JR: With a few exceptions, the current demographics for U.S. clubs tend to be older and international. How big a concern is this and what can be done to get to change those demographics to more and younger Americans playing?

SP: The overwhelming majority of participants in all of our new programs (Futures, urban programs in NYC/ATL/CHI, recently established clubs, grassroots programs) are individuals with US citizenship. We need to get the sport into the psyche of young American people and let them grow into our future. I know the demographics are changing, but you can’t tell yet by the rosters at Nationals. We are discussing an Olympic Sports Festival style event in 2011 that is for Youth & Junior National team candidates only.

JR: USATH has implemented a qualifying system for the Elite Championships. Are you satisfied with the current system? Do you expect it to continue to evolve?

SP: I’m sure it will evolve. For now, I think it’s what the member clubs want.

JR: There’s a real lack of legitimate Women’s clubs in the U.S. How is this being addressed?

SP: The Futures program introduced 150 young female athletes to the sport – and that number will hopefully double in 2010-11. As they get older and move on to college, they will be the core athletes that will comprise our next generation of college programs. If we form a dozen strong women’s collegiate programs, I think women’s clubs will follow. NYC THC, DC & Philadelphia are to be commended for starting women’s teams in 2009-10. Army, UNC, Furman Boston and Chicago continue to provide opportunities for women. The Futures program is primarily in the West right now, where opportunities have been especially thin.

JR: Many clubs in the U.S. put forth either no effort or only a token effort in regards to broadening their club to include youth and women teams. Is this a concern? How can these clubs be encouraged to do more?

SP: This is an old generalization, based upon “old clubs” in a club structure that is somewhat archaic. New clubs are putting more of an emphasis on broader development (Denver, Minnesota, DC, Philadelphia, Colorado Springs, Salt Lake, Chicago all come to mind). There will be a place for all of these clubs in the future… but we hope the majority of clubs become broader based.

JR: The National Championship Tournament has evolved to include a Men’s Elite and Open Division.

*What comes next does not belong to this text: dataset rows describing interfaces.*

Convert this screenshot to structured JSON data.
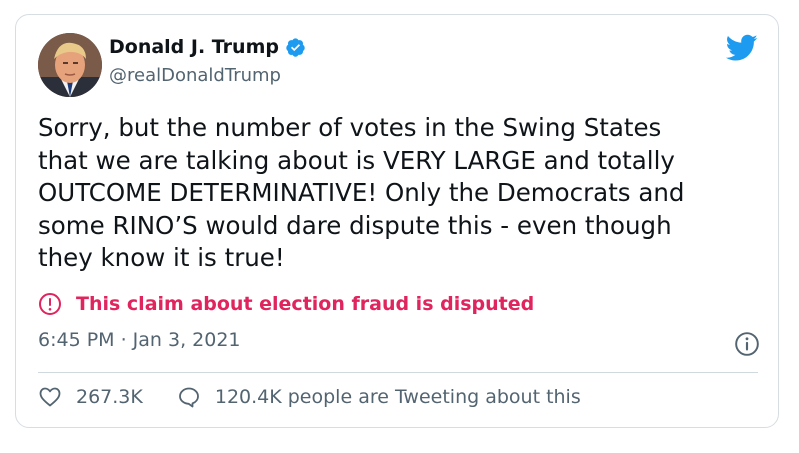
{
  "tweet": {
    "author_name": "Donald J. Trump",
    "handle": "@realDonaldTrump",
    "text": "Sorry, but the number of votes in the Swing States\nthat we are talking about is VERY LARGE and totally\nOUTCOME DETERMINATIVE! Only the Democrats and\nsome RINO’S would dare dispute this - even though\nthey know it is true!",
    "dispute_label": "This claim about election fraud is disputed",
    "timestamp": "6:45 PM · Jan 3, 2021",
    "likes": "267.3K",
    "tweeting_about": "120.4K people are Tweeting about this"
  },
  "icons": {
    "verified": "verified-badge-icon",
    "brand": "twitter-bird-icon",
    "dispute": "exclamation-circle-icon",
    "info": "info-icon",
    "like": "heart-icon",
    "reply": "speech-bubble-icon"
  },
  "colors": {
    "brand_blue": "#1d9bf0",
    "dispute_red": "#e0245e",
    "text": "#0f1419",
    "secondary": "#536471",
    "border": "#d6dde3"
  }
}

Do you foresee this format continuing? Are you concerned that the open tournament might get too big?

SP: I hope we can continue the format… and I hope the Open tournament gets so big that it challenges us in every way. More clubs and competition is good – we all have to work collectively to make sure we can sustain and fund the growth.

JR: The Houston Firehawks Women’s team which dominated the Women’s Championship was almost entirely composed of Mexican citizens living in Mexico. Will USATH rewrite the rulebook to preclude non-American teams participating in the U.S. National Championships?

SP: Our Championships are open to teams that adhere to the Rulebook and meet the established criteria. There are no plans to overhaul the Rulebook. If we elevate the level of women’s handball in the USA, the Firehawks’ makeup won’t be the issue.

JR: U.S. sanctioned events now charge foreign clubs an extra $100 to participate. This has upset some Canadian clubs that were never charged before. What’s behind this policy? Is the extra revenue worth the ill will it may have caused?

SP: The more teams that compete in events in the USA, the higher the costs are for the organizers and USATH (referees, sanctioning, insurance, facilities, etc.) It’s a modest fee to ask (roughly $5-$10/player) when we ask our own players to pay $60 to compete. In Minnesota next month, we are waiving the fee because Canada is supplying some referees. If Canadian teams/players would rather register as USATH members, they can avoid the $100 fee. It is not intended to cause long-term strife between us and our friends in Canada.

In the 4th and final part of our interview, we discuss USATH’s organizational structure and financial status.

Links to Parts 1 and 2:
Interview Part 1 (National Team Planning):
Interview Part 2 (Overseas Players and Future’s Program):